Governor Roy Cooper on Tuesday announced a new Executive Order that will halt all alcohol sales after 11 p.m. statewide at restaurants.
It will go into effect on July 31.
The curfew, according to the governor, is especially critical to reducing late-night crowds and limiting mass gatherings, even at restaurants which by previous orders cannot exceed 50 percent capacity. Even with bars closed however, many establishments that meet a certain threshold of food sales to stay open turn into de facto bars in twilight hours.
"We want to prevent restaurants from turning into bars after hours," Cooper said. "We're hopeful that this new rule can help drive down cases."
The City of Raleigh instituted a similar mandate earlier this month.
"Let's face it, when people consume alcohol they're not making good choices," Mayor Mary Ann Baldwin said. "Not everybody, but some, so we just want to reduce that risk and do so in a responsible way."
Orange County also announced that it would be limiting alcohol sales and in-person dining at restaurants as early as 10 p.m. Mecklenburg County, the second-largest North Carolina county, is finalizing its proclamation on an alcohol sales cutoff at restaurants.
Per the new order, local ordinances can mandate an earlier last call.
"This is not something I wanted to do, our restaurants have already taken some huge hits, they just started getting back on their feet," Baldwin added. "I think we all hoped in May we would be coming out of this and the fact is we're not."
Secretary of Health and Human Services Dr. Mandy Cohen reinforced that conclusion in an updated presentation on data and trends.
Despite Cohen's assessment that cases are "stabilizing", she said the near daily tally of 2,000 or so new confirmed cases of COVID-19 and a positivity rate hovering at 8-10 percent is still concerning.
Once again, the data pointed to adults 25-49 making up nearly half of all positive cases, further fueling a narrative and perception that young people -- despite having mild to no symptoms at all -- are the simmering embers of the virus responsible for igniting hot spots across the Southeast, Texas, Arizona and California.
Earlier this summer, seven bars in Raleigh's Glenwood South district received warning letters from the state Alcoholic Beverage Control Commission for operating in possible violation of Cooper's Executive Order closing bars.
According to that order, establishments that obtain less than 30 percent of their revenue from food sales are considered bars not restaurants.

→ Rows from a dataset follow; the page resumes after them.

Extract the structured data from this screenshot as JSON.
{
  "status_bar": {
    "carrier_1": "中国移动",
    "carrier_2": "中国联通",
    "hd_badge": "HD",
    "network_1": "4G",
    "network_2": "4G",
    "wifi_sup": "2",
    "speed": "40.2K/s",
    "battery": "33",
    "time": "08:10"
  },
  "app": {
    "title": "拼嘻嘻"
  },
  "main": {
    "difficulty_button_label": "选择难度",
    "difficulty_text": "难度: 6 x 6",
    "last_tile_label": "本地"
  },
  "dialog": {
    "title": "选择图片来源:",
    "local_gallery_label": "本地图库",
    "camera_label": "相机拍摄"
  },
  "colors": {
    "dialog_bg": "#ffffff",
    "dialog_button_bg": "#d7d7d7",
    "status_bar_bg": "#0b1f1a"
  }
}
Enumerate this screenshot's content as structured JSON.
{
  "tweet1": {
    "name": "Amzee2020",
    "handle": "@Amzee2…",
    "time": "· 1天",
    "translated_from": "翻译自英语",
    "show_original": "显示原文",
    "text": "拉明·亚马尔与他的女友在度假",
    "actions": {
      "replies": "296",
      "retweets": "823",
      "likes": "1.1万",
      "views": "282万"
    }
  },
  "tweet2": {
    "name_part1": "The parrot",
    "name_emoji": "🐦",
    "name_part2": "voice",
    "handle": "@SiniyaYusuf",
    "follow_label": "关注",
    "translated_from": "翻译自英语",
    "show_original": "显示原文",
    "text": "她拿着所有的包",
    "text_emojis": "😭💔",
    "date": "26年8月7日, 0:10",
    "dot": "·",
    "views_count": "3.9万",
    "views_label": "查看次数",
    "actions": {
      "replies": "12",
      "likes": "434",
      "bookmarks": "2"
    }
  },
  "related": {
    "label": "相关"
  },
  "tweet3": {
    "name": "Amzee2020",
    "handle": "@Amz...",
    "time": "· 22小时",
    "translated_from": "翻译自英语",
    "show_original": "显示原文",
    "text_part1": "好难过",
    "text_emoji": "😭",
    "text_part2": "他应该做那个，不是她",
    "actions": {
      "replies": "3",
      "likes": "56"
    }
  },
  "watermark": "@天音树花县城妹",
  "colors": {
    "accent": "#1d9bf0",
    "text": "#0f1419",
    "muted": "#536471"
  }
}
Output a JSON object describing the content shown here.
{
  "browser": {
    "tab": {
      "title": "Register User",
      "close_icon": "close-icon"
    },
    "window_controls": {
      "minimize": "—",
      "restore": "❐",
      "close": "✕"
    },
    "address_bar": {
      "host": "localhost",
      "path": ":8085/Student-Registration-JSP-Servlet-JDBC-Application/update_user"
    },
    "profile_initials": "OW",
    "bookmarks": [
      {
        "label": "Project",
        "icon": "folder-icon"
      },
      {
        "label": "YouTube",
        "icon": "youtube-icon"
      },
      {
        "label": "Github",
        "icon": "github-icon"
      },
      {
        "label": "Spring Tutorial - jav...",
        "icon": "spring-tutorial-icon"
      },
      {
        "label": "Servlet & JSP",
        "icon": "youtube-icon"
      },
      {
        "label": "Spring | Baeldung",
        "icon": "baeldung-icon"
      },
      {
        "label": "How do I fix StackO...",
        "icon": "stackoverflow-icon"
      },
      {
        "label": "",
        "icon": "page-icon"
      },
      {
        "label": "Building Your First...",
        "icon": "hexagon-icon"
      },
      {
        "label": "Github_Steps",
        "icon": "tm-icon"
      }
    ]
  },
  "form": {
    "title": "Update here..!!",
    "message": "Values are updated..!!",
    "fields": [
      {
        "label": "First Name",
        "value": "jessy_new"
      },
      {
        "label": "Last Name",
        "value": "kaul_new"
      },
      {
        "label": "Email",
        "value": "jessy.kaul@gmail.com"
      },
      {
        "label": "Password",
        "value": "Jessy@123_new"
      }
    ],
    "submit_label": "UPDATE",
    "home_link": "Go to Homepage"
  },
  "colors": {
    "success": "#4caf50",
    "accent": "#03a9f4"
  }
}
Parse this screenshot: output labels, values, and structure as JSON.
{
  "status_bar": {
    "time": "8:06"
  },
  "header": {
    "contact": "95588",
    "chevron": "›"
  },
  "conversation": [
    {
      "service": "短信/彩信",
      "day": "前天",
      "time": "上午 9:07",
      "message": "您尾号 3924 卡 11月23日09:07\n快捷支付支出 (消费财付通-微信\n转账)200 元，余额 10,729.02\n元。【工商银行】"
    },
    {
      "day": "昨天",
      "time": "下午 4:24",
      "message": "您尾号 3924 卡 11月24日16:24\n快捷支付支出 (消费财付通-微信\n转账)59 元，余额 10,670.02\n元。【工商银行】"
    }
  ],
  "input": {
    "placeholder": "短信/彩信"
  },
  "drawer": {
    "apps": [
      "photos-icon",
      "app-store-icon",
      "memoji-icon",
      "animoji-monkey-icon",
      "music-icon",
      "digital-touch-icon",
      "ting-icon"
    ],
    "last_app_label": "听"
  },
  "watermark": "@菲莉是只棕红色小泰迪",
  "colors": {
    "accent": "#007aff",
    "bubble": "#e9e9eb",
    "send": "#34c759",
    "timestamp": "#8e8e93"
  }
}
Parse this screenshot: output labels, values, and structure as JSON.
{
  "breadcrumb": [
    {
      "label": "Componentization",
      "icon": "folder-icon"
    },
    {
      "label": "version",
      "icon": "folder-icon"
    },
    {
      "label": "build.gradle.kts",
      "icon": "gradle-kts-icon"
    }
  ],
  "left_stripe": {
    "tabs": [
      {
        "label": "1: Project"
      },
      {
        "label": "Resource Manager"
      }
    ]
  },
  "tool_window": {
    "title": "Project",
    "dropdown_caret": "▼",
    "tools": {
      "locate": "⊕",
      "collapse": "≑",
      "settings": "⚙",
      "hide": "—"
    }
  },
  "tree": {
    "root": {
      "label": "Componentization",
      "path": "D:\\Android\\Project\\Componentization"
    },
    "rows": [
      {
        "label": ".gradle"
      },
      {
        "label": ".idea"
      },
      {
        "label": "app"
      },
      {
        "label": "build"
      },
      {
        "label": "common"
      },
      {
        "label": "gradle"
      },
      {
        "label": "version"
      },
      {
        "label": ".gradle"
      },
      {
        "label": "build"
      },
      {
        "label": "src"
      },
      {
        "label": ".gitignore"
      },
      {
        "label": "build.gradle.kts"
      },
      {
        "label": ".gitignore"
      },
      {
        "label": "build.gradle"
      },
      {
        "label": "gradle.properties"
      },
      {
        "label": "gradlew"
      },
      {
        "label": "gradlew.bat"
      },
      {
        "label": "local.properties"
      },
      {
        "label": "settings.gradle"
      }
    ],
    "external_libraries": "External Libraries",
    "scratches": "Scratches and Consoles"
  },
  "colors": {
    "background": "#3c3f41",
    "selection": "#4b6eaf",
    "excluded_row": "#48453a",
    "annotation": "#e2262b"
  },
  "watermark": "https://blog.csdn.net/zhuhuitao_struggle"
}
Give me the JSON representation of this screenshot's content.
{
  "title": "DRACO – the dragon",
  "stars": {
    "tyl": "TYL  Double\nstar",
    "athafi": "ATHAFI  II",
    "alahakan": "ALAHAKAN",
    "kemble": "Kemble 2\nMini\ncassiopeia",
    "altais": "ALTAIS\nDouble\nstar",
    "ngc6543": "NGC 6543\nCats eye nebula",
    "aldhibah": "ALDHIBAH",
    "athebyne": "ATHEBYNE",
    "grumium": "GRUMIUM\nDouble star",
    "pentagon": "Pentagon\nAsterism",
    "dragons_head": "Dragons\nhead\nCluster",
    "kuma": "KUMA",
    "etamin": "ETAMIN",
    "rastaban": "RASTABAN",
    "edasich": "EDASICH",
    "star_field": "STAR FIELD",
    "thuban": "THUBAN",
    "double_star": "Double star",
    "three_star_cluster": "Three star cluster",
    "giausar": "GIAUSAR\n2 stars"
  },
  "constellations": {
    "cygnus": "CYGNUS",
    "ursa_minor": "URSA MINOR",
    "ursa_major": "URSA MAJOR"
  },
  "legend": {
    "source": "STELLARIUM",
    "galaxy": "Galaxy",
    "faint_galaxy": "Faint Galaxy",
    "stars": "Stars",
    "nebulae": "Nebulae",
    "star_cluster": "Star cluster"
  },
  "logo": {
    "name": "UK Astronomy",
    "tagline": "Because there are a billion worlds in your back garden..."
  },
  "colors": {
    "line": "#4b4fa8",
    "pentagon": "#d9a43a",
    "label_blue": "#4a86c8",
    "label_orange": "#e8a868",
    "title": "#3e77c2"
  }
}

Restaurants are allowed to open with other restrictions, but bars are not.
Phase 2 of easing restrictions, which keeps bars and gyms closed, has been extended twice by the governor because of rising cases and hospitalizations. The order is currently set to expire on August 7.